Merry merry, everyone.

Wisdom Poetry and the Modern Mind

Y’all, I’m still on about memory. The upshot of Maryanne Wolf’s book on reading in a digital world is that the brain’s structure reflects what it does. That is, if we give it nothing but flashing ephemera, it will rewire itself to handle that well, and not to handle deep, prolonged thought. This is a problem for the future of the academy, but more importantly for the future of democracy, which depends upon the people thinking well.

Have I got your attention? Good. I want to talk about vikings.
Odin is a god of war and wisdom. What I liked most about the Marvel movie Thor: Ragnarok was the scene where Hela (who is NOT Odin’s daughter in the myths, but Loki’s) breaks the ceiling and reveals the inglorious past. Odin is a war god. We sometimes forget that.
How do war and wisdom go together? Well, you can buy the Marvel reading and say after the war comes the wisdom; that works. But in the myths, Odin is a war god throughout. He fights a war against the Vanir—the fertility gods—until it’s clear no one will win, really. (Imagine how much we would save if we had that wisdom.) He visits battlefields, blessing warriors with strength and strategy, and he collects soldiers in Valhalla against the coming of Ragnarok. He is the patron of kings, part of whose job description is knowing when and how to wage war.
But he’s also the god of wisdom. The other part of the king’s job is knowing when not to fight–knowing how to support, sustain, and provide for your people. And it means knowing what it takes to ensure a civilization endures.
Old Norse myths include rollicking stories of adventure, but they’re also full of wisdom poetry. I have a whole day in my myth class devoted to wisdom texts.

These wisdom poems serve lots of functions besides painting beautiful mental images of Norse culture. They are designed to be memorized and performed, and they preserve cultural knowledge like fairy tales and other oral texts do.

They almost always feature Odin. Odin hangs himself on Yggdrasil (“The World Tree,” or more literally, “Odin’s Steed’) to learn the runes.
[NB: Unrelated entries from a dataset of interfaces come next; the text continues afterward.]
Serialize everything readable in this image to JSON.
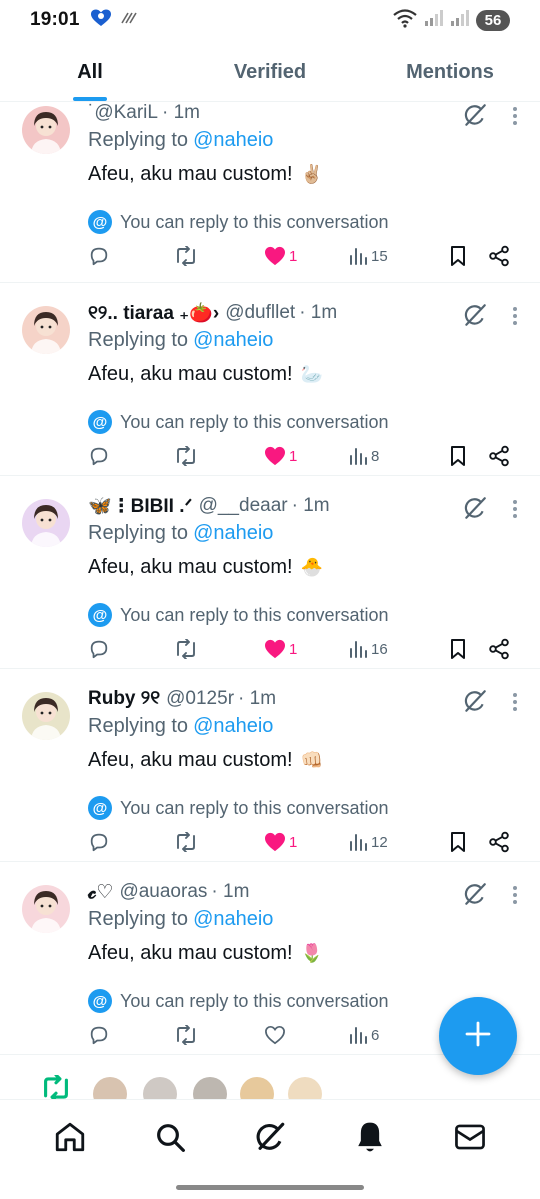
{
  "status_bar": {
    "time": "19:01",
    "battery": "56"
  },
  "tabs": [
    {
      "label": "All",
      "active": true
    },
    {
      "label": "Verified",
      "active": false
    },
    {
      "label": "Mentions",
      "active": false
    }
  ],
  "posts": [
    {
      "display_name": "",
      "handle": "˙@KariL",
      "time": "· 1m",
      "replying_prefix": "Replying to",
      "replying_to": "@naheio",
      "text": "Afeu, aku mau custom!",
      "emoji": "✌🏼",
      "conversation_note": "You can reply to this conversation",
      "liked": true,
      "likes": "1",
      "views": "15",
      "avatar_color": "#f3c6c6"
    },
    {
      "display_name": "୧୨.. tiaraa ₊🍅›",
      "handle": "@dufllet",
      "time": "· 1m",
      "replying_prefix": "Replying to",
      "replying_to": "@naheio",
      "text": "Afeu, aku mau custom!",
      "emoji": "🦢",
      "conversation_note": "You can reply to this conversation",
      "liked": true,
      "likes": "1",
      "views": "8",
      "avatar_color": "#f5d3c8"
    },
    {
      "display_name": "🦋⋮BIBII .ᐟ",
      "handle": "@__deaar",
      "time": "· 1m",
      "replying_prefix": "Replying to",
      "replying_to": "@naheio",
      "text": "Afeu, aku mau custom!",
      "emoji": "🐣",
      "conversation_note": "You can reply to this conversation",
      "liked": true,
      "likes": "1",
      "views": "16",
      "avatar_color": "#e9d6f2"
    },
    {
      "display_name": "Ruby ୨୧",
      "handle": "@0125r",
      "time": "· 1m",
      "replying_prefix": "Replying to",
      "replying_to": "@naheio",
      "text": "Afeu, aku mau custom!",
      "emoji": "👊🏻",
      "conversation_note": "You can reply to this conversation",
      "liked": true,
      "likes": "1",
      "views": "12",
      "avatar_color": "#e8e4c9"
    },
    {
      "display_name": "𝓬♡",
      "handle": "@auaoras",
      "time": "· 1m",
      "replying_prefix": "Replying to",
      "replying_to": "@naheio",
      "text": "Afeu, aku mau custom!",
      "emoji": "🌷",
      "conversation_note": "You can reply to this conversation",
      "liked": false,
      "likes": "",
      "views": "6",
      "avatar_color": "#f7d7dc"
    }
  ],
  "strip_avatar_colors": [
    "#d8c3b0",
    "#cfc9c4",
    "#bdb7b0",
    "#e7c99c",
    "#efdcc0"
  ],
  "colors": {
    "accent": "#1d9bf0",
    "like": "#f91880",
    "retweet_green": "#00ba7c",
    "muted": "#536471"
  },
  "bottom_nav": [
    {
      "icon": "home-icon"
    },
    {
      "icon": "search-icon"
    },
    {
      "icon": "grok-icon"
    },
    {
      "icon": "notifications-icon"
    },
    {
      "icon": "messages-icon"
    }
  ]
}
He journeys to Jǫtunheim to challenge the giant Vafthrudnir (“Riddle-Weaver”) to a contest of knowledge. He journeys to the underworld to talk to dead witches and learn from them, and he tests others, including his own son, Thor, while in disguise. Odin never stops wanting to learn more and test how much he knows.
He shares his knowledge with kings, in an effort to improve the world. He’s a believer in trickle-down wisdom. When a king he’s trained doesn’t work out, he tests him first and then instructs and installs his replacement.  We know all this because there are numerous poems narrating his exploits and filled with stanza after stanza of truths Icelanders did not want to lose.  These texts read like the biblical Proverbs or the Welsh Triads, with small, pithy messages in series.
So they memorized Odin’s words and preserved them. In later periods they wrote them down. Snorri Sturluson, in the 13th century, tried to summarize and capture them in sort of Reader’s Digest Condensed versions, and he did so with academic interest and cultural pride. The result is that we have a good number of texts that don’t fit the adventure narrative or the divine intervention myth. In lots of them, Odin just talks.
The most famous of these is the Hávamál, or “The Sayings of the High One (Odin).” It is a long, aphoristic list of guidelines for how to behave and live well, followed by a diagogue with a king, and ending with an account of Odin’s acquisition of the runes. Its wisdom is no less pertinent today than it was in the Middle Ages.
That’s the real reason we need to remember—because we’ve learned a lot of this stuff before, and if we don’t waste time relearning, we can go farther faster.
(The Old Norse poems I refer to in these last paragraphs are the stories of Odin meeting Vafthrudnir, the Vǫlva, Thor, and the king Geirrod, and I’m happy to suggest translations if you’re interested.)